* **Exercise directions**: Lines with "this": report how many there are in the listing below, giving the number and nothing else.

======== The input

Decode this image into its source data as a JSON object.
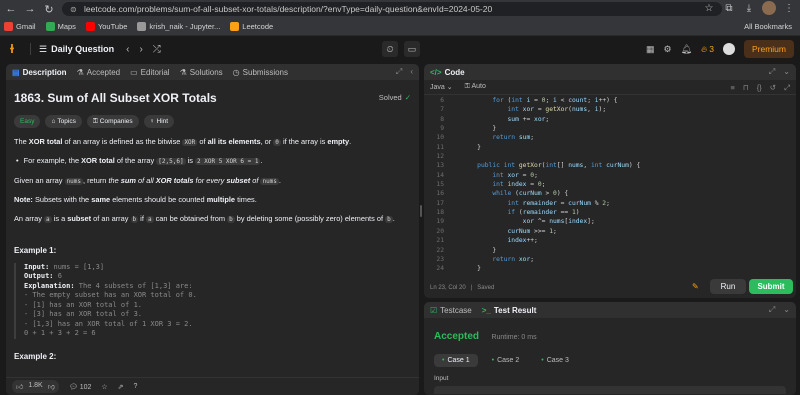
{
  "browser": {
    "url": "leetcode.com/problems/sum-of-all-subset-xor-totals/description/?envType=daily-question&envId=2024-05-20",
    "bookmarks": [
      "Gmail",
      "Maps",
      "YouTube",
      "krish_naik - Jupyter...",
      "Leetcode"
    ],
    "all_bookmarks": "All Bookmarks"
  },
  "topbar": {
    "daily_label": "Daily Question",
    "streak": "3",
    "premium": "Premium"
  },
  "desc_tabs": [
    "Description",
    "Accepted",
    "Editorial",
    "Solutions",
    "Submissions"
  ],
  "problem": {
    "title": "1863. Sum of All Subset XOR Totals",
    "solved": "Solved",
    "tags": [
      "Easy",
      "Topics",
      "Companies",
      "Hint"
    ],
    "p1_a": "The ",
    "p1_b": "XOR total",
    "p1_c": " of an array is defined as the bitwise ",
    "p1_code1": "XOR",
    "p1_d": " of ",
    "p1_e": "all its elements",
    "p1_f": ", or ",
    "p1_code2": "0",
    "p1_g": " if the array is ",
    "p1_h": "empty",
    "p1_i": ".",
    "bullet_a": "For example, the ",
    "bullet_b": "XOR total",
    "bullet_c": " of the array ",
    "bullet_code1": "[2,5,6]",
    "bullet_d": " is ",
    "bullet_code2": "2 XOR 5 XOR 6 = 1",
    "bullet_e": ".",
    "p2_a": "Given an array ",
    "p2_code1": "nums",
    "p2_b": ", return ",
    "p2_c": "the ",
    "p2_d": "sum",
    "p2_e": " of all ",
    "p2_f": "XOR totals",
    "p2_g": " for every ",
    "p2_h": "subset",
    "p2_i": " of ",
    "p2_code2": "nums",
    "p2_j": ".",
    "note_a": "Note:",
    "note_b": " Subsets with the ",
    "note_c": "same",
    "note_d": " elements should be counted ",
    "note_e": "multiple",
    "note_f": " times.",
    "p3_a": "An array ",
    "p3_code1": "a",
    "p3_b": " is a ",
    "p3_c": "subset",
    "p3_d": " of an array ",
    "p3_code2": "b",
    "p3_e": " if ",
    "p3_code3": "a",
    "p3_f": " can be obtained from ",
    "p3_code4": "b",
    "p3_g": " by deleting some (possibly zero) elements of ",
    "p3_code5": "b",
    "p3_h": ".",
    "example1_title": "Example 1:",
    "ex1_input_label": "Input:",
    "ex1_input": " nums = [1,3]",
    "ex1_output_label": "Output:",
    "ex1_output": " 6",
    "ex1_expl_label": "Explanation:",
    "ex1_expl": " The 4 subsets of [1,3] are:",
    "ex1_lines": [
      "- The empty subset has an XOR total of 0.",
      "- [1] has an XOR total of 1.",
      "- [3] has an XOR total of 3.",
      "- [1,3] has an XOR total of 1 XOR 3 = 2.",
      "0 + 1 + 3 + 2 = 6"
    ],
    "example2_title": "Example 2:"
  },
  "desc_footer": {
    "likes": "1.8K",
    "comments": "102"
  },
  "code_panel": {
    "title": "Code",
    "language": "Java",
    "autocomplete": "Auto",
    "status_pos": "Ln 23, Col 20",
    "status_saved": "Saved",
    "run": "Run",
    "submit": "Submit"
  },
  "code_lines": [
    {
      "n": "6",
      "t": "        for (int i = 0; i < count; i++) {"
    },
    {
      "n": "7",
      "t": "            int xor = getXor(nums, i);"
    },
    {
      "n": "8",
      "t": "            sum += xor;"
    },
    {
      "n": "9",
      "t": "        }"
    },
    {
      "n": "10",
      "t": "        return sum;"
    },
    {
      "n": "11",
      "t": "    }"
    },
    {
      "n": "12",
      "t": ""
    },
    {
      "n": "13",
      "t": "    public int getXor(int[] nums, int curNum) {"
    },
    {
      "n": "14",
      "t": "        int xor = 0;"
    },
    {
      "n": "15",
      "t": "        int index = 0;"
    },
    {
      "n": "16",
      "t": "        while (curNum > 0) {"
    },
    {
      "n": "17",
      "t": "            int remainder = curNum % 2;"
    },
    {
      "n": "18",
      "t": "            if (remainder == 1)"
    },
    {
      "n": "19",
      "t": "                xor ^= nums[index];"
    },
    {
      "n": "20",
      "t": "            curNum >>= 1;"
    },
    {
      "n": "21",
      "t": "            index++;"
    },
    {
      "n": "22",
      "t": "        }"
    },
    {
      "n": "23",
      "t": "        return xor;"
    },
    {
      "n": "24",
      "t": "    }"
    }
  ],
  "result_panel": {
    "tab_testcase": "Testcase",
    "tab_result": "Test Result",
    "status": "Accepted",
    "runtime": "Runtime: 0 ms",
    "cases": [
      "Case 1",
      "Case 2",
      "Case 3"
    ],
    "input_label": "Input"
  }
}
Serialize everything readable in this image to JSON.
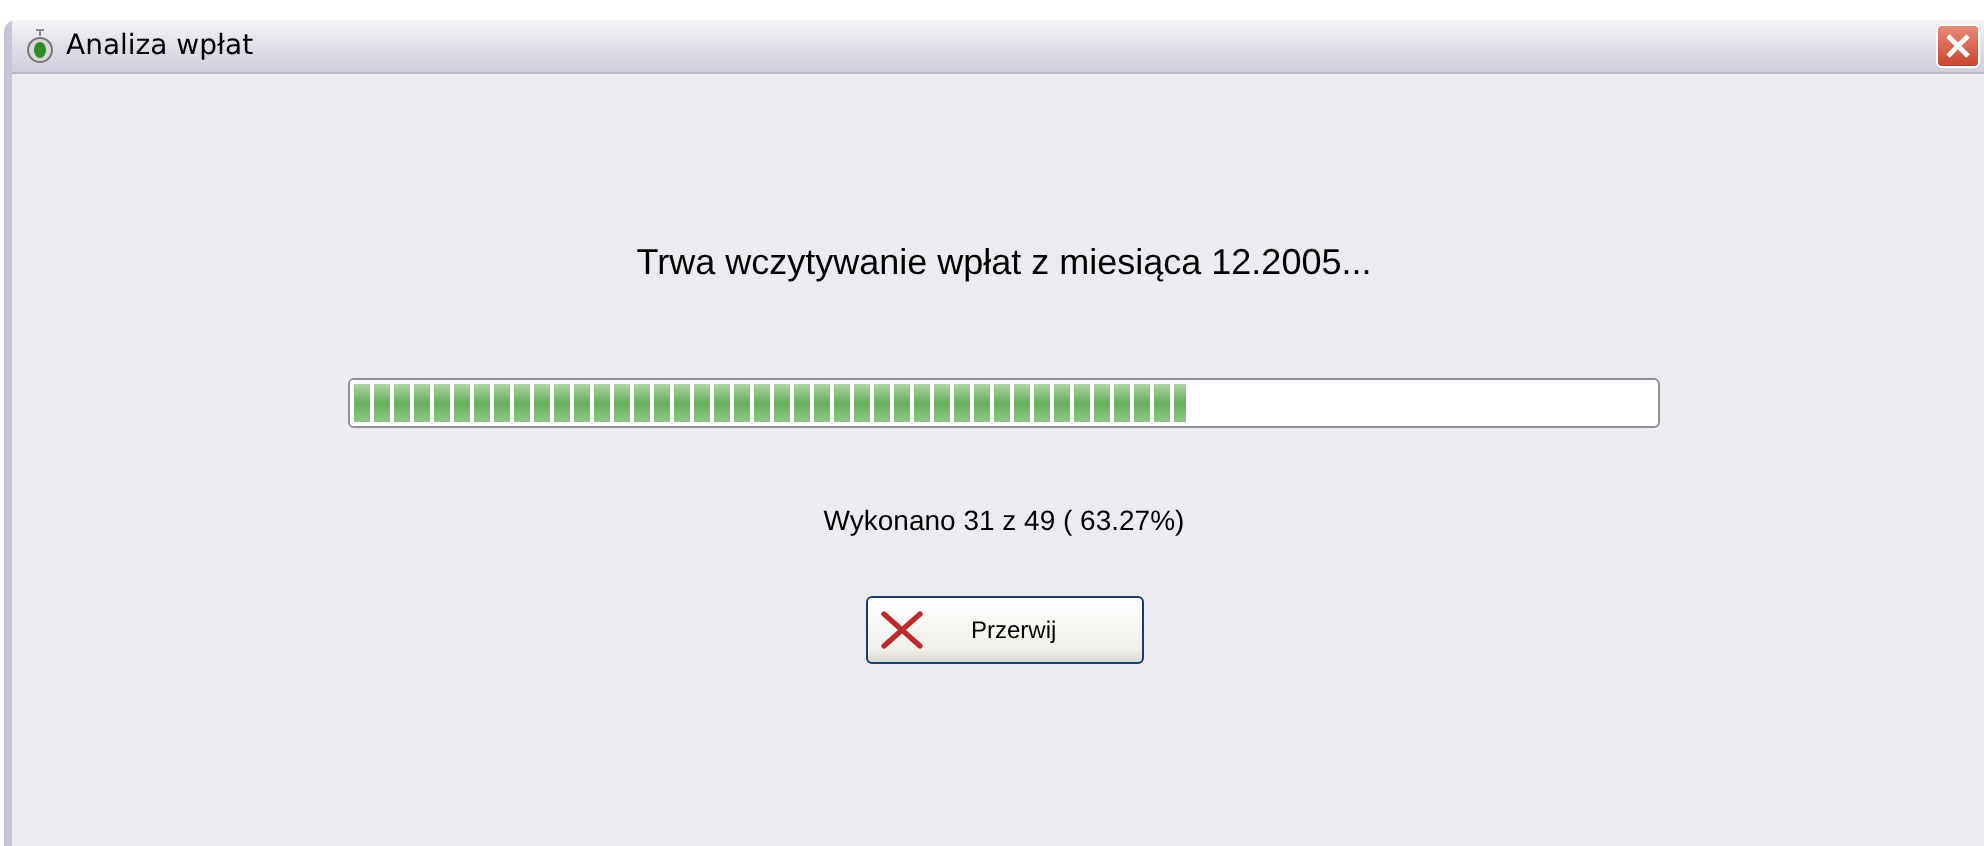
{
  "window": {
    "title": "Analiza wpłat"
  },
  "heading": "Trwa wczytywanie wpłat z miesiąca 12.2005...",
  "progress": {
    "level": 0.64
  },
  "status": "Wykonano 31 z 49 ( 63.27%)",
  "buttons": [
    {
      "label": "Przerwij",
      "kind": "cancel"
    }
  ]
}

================

* **Output**: 2